We Happy Few

Nov 8th, 2003 8:17 pm | By

There is an interesting remark in this review of Terry Eagleton’s After Theory in the Telegraph. Actually there is more than one. Noel Malcolm points out that ‘Cultural Studies’ is a discipline that has some difficulties and ironies considered from a left-wing point of view:

If you open these books and try reading a page or two, you will probably notice one more thing: most of them are unreadable…These are clever people who have spent years mastering bodies of theory and styles of argument, to the point where they can produce new quantities of the same. But the overwhelming impression they give is that they are writing to impress one another, not to enlighten you or me. You do not

Read the rest


Dalrymple on Furedi *

Nov 8th, 2003 | Filed by

Agrees on the whole, though he points out that therapy can be useful.… Read the rest



Right Here, That’s Where! *

Nov 8th, 2003 | Filed by

Where is the Left when you need them to criticise Postmodernism? All around, actually.… Read the rest



How Much Homework is Too Much? *

Nov 8th, 2003 | Filed by

US children aren’t doing more, their parents only think they are.… Read the rest



Strings in 11 Dimensions *

Nov 8th, 2003 | Filed by

‘Perhaps…the theory’s very unproveability means it should actually be seen as philosophy.’… Read the rest



Other Projects

Nov 7th, 2003 7:44 pm | By

I posted two links in News the other day about the irksomeness of compulsory child-bearing. Is it any wonder that a teasing name gays like to give straights is ‘breeders’?! Anyone would think we were all living in Augustan Rome, where the dear Emperor passed laws that penalized naughty people who refused to get married, much to the disgust of women and men who preferred not to. Is child-bearing likely to die out soon? Is all this social pressure necessary for some dire reason that has escaped my attention? Yes I know Italy has a very low birth rate and that there are worries about pensions and so on, but still, if you look at the planet as a whole, … Read the rest



Interview with a Physicist *

Nov 7th, 2003 | Filed by

How strings do the job, and ‘Great science belongs to everybody.’… Read the rest



Yes But Ask Me to Name All Six ‘Friends’! *

Nov 7th, 2003 | Filed by

Most Americans can’t name even one Cabinet department.… Read the rest



Is Chinese Medicine Scientific or ‘Alternative’? *

Nov 7th, 2003 | Filed by

And if it is scientific, does it belong to China, or can anyone anywhere test it?… Read the rest



Still Bad

Nov 6th, 2003 5:29 pm | By

The ‘bad writing’ discussion continues. A reader wonders in the Guestbook if ‘bad’ is the best word to use.

OB, very ascerbic, very plain and right on, on the Bad Writing theme.

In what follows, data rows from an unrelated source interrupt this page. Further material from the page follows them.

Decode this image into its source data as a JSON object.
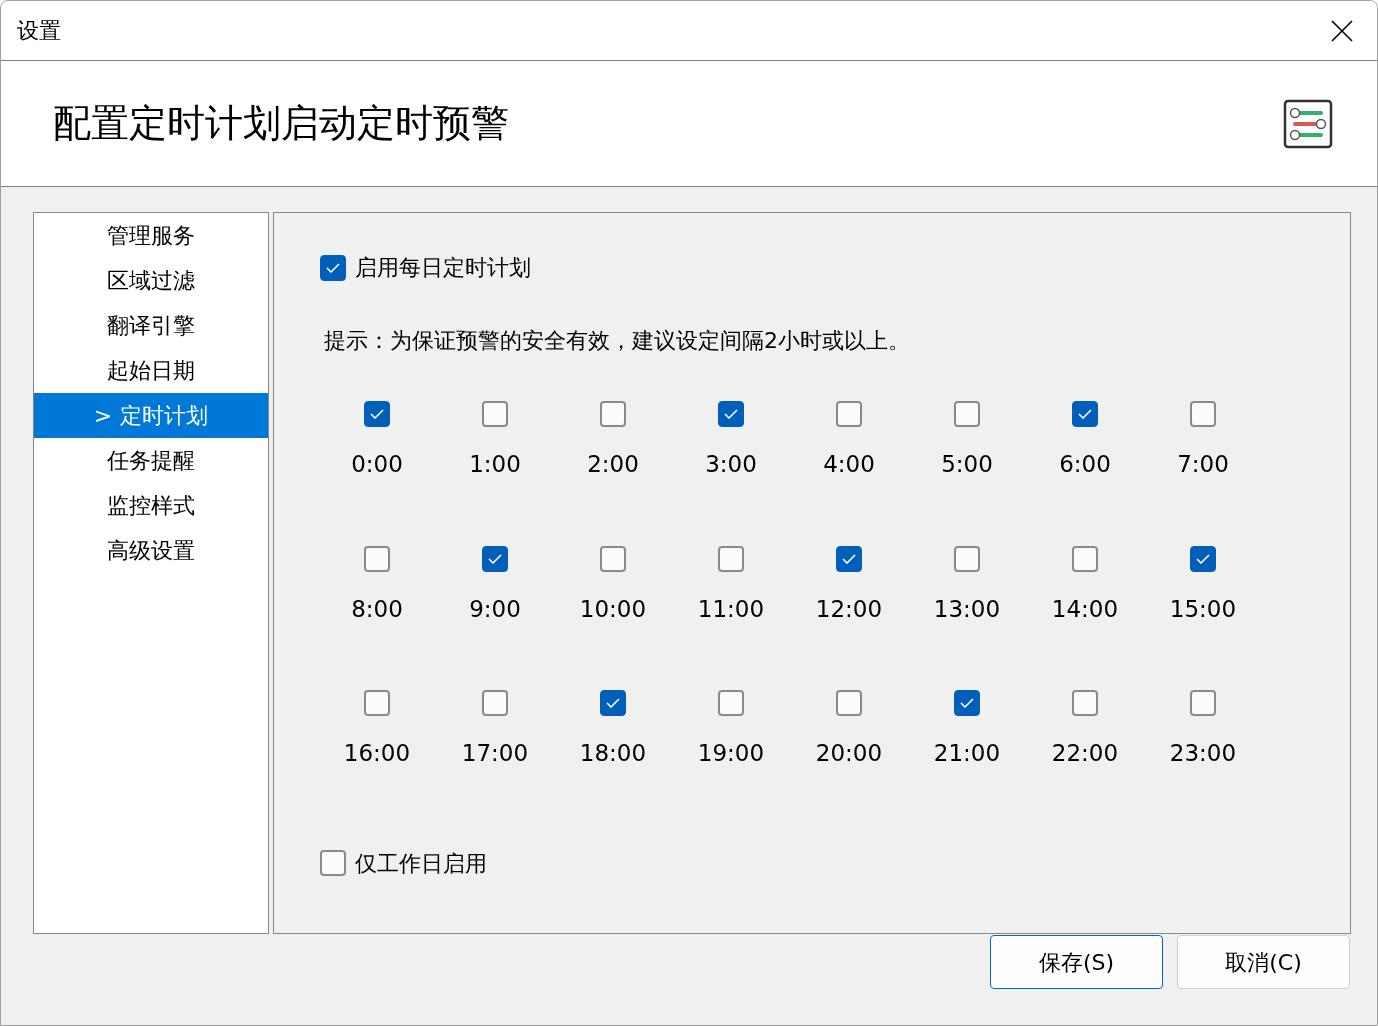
{
  "window": {
    "title": "设置"
  },
  "header": {
    "title": "配置定时计划启动定时预警"
  },
  "sidebar": {
    "selected_marker": ">",
    "items": [
      {
        "label": "管理服务",
        "selected": false
      },
      {
        "label": "区域过滤",
        "selected": false
      },
      {
        "label": "翻译引擎",
        "selected": false
      },
      {
        "label": "起始日期",
        "selected": false
      },
      {
        "label": "定时计划",
        "selected": true
      },
      {
        "label": "任务提醒",
        "selected": false
      },
      {
        "label": "监控样式",
        "selected": false
      },
      {
        "label": "高级设置",
        "selected": false
      }
    ]
  },
  "enable_daily": {
    "label": "启用每日定时计划",
    "checked": true
  },
  "hint": "提示：为保证预警的安全有效，建议设定间隔2小时或以上。",
  "slots": [
    {
      "label": "0:00",
      "checked": true
    },
    {
      "label": "1:00",
      "checked": false
    },
    {
      "label": "2:00",
      "checked": false
    },
    {
      "label": "3:00",
      "checked": true
    },
    {
      "label": "4:00",
      "checked": false
    },
    {
      "label": "5:00",
      "checked": false
    },
    {
      "label": "6:00",
      "checked": true
    },
    {
      "label": "7:00",
      "checked": false
    },
    {
      "label": "8:00",
      "checked": false
    },
    {
      "label": "9:00",
      "checked": true
    },
    {
      "label": "10:00",
      "checked": false
    },
    {
      "label": "11:00",
      "checked": false
    },
    {
      "label": "12:00",
      "checked": true
    },
    {
      "label": "13:00",
      "checked": false
    },
    {
      "label": "14:00",
      "checked": false
    },
    {
      "label": "15:00",
      "checked": true
    },
    {
      "label": "16:00",
      "checked": false
    },
    {
      "label": "17:00",
      "checked": false
    },
    {
      "label": "18:00",
      "checked": true
    },
    {
      "label": "19:00",
      "checked": false
    },
    {
      "label": "20:00",
      "checked": false
    },
    {
      "label": "21:00",
      "checked": true
    },
    {
      "label": "22:00",
      "checked": false
    },
    {
      "label": "23:00",
      "checked": false
    }
  ],
  "workdays_only": {
    "label": "仅工作日启用",
    "checked": false
  },
  "buttons": [
    {
      "label": "保存(S)",
      "kind": "primary"
    },
    {
      "label": "取消(C)",
      "kind": "secondary"
    }
  ]
}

But I think the very the phrase itself needs a housecleaning (or maybe a whole renovation), since “bad” can mean a splay of things: bad-ass, bad-as-evil, bad quality, bad as in WRONG, bad as in naughty … I think YOU mean “bad” as in convoluted, arrogant, obfuscatory, and Wizard-of-Oz academic, no?

Yes. Good point, FK. But I still like the word ‘bad’ for the purpose, and I think the possible other meanings are eliminated by the context. Even the headline on the In Focus makes explicit what kind … Read the rest



Honour Killing Foiled *

Nov 6th, 2003 | Filed by

Man tries to hire hitman to kill his son-in-law.… Read the rest